William Howell Masters III, 60, was charged with exposing himself to a sheriff's deputy and another woman near a Michigan river AP Photo/Huron County Sheriff

(CBS/AP) DETROIT  - William H. Masters III, the son of famed sex researcher Dr. William H. Masters, is accused of exposing himself to a sheriff's deputy and another woman along a river in eastern Michigan.

The deputy and the woman were reportedly posing as recreational kayakers during a sting operation when a completely nude William H. Masters III yelled for their attention on Saturday, making obscene gestures from the bank of the Pinnebog River, Huron County Sheriff Kelly Hanson said.

Hanson said his office investigated four indecent exposure incidents in the area during the past two weeks, but added, "this has been going on for years."

Investigators are now looking into similarities between Masters' case and past incidents of indecent exposure in the Port Crescent State Park area, Hanson said.

Masters, who lives in Southampton, N.Y., is charged with aggravated indecent exposure, a misdemeanor punishable by up to two years in jail and a $2,000 fine.

On May 9, Masters was arrested after a police officer reported seeing him expose his genitals and masturbate in New York City's Central Park. Court records show he was ordered to perform two days of community service under an agreement with prosecutors. Prosecutors said Masters' Michigan arrest might affect the New York case.

Masters was freed on a $5,000 cash bond, said County Prosecutor Timothy Rutkowski. The judge permitted Masters to travel to New York, but he must be present at all court appearances, including a pretrial hearing on Sept. 13.

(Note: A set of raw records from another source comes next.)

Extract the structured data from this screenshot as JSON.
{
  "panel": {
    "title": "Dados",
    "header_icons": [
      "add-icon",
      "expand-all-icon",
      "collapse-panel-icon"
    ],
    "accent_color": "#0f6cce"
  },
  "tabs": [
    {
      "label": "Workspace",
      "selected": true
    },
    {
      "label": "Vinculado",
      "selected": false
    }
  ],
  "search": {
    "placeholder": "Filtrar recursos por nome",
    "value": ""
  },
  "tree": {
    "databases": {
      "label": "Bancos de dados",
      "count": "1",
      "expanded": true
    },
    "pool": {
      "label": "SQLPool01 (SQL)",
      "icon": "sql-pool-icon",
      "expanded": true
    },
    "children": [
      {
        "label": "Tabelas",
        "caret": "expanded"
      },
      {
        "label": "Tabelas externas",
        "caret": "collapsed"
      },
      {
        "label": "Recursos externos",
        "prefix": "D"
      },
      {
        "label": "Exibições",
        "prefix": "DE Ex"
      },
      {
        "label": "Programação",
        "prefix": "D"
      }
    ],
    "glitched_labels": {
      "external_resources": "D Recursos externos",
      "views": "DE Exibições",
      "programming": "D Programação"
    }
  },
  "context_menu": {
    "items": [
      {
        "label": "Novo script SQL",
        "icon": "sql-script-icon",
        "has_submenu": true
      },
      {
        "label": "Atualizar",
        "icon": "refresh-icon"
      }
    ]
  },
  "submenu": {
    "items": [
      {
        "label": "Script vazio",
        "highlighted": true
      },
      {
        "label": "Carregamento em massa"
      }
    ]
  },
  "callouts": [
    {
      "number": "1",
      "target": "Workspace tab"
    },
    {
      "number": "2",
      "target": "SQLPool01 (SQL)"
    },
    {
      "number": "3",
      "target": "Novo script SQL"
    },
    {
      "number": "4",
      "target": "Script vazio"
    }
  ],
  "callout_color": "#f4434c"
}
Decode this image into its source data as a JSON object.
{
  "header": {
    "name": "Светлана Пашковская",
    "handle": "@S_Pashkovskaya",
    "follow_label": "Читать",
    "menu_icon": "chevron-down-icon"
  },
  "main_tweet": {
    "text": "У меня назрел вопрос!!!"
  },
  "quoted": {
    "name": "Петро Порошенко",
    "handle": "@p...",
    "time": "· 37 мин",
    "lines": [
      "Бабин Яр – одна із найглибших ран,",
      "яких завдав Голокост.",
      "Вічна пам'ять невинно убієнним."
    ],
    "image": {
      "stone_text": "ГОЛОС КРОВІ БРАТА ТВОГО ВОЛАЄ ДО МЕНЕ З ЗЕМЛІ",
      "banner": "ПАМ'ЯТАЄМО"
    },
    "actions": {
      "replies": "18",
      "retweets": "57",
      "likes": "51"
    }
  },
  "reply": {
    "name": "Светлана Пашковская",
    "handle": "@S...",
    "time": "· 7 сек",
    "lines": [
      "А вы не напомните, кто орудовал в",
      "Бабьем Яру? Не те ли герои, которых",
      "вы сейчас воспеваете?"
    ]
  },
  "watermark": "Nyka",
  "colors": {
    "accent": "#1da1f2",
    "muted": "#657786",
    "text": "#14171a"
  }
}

Masters' father is Dr. William H. Masters, who died in 2001 and pioneered research in the field of human sexuality, according to The Associated Press. The elder Masters and his partner Virginia Johnson conducted interviews and observed sex in the act, researching biological responses and monitoring the physiology of sexual arousal. He and Johnson, whom he later married, wrote 1966's "Human Sexual Response," which was a best-seller.